**What to work on:** Where the records below show the word "checker" in a line, please copy that line.

**Record set:**
━━━━━━━━
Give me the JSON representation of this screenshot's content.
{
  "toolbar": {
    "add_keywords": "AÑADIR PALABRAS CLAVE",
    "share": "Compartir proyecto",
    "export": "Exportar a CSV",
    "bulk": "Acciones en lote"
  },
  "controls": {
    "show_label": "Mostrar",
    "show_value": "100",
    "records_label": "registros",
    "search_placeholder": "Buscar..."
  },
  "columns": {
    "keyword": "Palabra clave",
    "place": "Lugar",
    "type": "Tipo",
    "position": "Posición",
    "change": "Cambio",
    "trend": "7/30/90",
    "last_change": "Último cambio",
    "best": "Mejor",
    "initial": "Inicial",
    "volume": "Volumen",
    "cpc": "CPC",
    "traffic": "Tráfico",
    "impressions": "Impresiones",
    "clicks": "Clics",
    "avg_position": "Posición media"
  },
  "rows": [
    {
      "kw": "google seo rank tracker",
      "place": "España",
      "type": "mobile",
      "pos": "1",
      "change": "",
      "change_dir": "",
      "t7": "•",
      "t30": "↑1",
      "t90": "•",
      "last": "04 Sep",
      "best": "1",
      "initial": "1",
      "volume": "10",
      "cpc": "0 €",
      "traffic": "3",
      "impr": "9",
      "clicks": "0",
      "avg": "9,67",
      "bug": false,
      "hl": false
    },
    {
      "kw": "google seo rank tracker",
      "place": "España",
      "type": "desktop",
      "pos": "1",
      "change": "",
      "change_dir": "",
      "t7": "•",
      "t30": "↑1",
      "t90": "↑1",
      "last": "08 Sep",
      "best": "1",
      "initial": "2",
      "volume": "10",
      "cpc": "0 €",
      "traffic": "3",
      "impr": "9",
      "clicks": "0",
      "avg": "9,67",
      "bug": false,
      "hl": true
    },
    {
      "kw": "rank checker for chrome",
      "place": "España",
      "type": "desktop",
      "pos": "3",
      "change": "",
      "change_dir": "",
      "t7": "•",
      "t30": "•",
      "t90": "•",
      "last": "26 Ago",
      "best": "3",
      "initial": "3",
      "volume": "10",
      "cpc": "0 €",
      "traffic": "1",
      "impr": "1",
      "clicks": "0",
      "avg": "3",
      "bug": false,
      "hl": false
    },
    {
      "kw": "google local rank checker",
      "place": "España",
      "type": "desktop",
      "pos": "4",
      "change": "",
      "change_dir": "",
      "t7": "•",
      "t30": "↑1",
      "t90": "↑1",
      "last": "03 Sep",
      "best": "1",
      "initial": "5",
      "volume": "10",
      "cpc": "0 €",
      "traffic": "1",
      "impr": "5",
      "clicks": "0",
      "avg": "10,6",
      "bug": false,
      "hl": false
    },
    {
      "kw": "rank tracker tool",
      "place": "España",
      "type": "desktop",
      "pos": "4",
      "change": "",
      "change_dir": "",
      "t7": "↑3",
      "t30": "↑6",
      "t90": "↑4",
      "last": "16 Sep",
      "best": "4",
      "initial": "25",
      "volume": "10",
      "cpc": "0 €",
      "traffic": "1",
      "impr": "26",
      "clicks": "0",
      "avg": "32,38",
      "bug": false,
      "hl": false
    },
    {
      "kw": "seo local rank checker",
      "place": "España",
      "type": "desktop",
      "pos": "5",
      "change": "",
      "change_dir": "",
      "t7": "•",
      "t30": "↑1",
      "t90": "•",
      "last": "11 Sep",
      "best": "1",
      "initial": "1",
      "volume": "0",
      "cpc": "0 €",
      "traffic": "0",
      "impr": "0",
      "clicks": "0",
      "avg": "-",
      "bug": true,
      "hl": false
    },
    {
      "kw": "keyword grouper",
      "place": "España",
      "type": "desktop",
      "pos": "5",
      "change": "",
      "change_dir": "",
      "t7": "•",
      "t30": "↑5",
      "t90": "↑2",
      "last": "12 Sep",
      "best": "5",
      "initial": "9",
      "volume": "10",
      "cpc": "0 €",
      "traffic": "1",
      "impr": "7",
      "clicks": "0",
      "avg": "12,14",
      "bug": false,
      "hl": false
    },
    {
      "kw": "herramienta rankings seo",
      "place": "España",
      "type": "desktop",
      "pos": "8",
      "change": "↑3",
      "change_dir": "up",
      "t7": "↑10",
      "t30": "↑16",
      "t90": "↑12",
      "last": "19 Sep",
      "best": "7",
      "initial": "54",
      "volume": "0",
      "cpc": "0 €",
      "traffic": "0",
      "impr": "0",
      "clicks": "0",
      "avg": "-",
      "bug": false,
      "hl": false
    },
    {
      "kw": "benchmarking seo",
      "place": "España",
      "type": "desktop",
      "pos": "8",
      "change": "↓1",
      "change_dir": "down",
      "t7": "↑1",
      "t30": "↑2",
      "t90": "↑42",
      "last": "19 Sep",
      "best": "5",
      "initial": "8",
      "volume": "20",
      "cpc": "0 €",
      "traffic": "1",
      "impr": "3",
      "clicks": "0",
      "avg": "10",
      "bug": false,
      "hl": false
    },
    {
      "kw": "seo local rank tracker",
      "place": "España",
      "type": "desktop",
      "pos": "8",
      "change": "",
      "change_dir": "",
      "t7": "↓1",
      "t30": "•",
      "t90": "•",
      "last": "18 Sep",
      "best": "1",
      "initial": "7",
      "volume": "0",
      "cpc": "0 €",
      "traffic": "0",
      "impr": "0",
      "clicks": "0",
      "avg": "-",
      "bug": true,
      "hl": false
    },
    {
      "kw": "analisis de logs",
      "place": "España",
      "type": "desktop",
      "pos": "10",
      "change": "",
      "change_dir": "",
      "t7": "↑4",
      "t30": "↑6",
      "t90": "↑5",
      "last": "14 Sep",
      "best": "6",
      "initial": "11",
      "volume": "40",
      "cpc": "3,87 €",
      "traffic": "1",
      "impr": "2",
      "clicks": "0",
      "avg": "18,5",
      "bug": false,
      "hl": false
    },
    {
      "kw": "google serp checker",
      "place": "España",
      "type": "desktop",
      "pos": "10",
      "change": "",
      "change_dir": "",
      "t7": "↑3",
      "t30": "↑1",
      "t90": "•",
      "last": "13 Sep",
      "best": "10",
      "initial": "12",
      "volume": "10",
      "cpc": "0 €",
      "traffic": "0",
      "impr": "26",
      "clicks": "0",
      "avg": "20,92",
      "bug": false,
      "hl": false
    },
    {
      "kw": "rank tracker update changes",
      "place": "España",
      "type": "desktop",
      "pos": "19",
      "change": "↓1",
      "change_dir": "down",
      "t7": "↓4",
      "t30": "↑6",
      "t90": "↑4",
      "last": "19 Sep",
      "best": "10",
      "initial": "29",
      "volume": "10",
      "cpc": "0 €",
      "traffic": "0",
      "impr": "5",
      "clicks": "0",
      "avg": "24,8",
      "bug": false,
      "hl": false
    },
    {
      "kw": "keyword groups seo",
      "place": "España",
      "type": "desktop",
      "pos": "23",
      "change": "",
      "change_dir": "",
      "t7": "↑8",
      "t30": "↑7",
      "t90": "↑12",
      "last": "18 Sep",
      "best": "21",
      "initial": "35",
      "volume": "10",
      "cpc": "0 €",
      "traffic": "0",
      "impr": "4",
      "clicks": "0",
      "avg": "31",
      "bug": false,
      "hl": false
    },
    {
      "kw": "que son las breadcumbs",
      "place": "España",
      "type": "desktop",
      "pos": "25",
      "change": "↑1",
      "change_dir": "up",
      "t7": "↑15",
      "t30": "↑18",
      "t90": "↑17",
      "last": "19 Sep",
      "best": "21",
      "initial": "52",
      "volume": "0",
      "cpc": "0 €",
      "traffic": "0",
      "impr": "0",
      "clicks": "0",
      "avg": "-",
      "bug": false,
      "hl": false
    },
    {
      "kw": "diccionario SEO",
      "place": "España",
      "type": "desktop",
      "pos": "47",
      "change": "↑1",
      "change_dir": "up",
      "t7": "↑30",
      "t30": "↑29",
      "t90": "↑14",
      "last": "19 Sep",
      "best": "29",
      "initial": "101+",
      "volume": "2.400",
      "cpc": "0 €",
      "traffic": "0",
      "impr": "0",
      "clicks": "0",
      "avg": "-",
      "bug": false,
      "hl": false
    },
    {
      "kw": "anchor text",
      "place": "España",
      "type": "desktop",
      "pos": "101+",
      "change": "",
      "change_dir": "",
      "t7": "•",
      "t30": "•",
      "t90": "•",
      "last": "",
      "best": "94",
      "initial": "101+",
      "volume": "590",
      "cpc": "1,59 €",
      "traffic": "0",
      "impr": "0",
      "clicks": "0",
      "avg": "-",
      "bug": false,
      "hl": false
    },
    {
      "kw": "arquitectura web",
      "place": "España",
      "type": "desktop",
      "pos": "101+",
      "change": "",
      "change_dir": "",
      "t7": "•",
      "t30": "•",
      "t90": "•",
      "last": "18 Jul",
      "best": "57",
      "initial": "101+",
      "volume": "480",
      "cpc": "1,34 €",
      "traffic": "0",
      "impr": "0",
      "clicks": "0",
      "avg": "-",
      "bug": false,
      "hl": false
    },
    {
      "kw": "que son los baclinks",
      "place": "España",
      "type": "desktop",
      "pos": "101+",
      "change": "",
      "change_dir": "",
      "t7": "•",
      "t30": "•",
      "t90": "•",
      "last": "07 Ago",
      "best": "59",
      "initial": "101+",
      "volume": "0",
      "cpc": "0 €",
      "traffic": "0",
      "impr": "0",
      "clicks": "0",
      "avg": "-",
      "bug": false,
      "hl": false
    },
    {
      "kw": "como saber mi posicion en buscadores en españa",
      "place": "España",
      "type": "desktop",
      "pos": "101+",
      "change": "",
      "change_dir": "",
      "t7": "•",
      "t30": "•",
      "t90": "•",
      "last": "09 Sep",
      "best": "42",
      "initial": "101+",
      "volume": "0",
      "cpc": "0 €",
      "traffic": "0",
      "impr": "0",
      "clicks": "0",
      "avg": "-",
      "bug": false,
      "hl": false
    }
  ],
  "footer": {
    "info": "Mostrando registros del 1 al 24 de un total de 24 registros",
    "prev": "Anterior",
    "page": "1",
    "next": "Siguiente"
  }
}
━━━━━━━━
**Written answer:**
      "kw": "rank checker for chrome",
      "kw": "google local rank checker",
      "kw": "seo local rank checker",
      "kw": "google serp checker",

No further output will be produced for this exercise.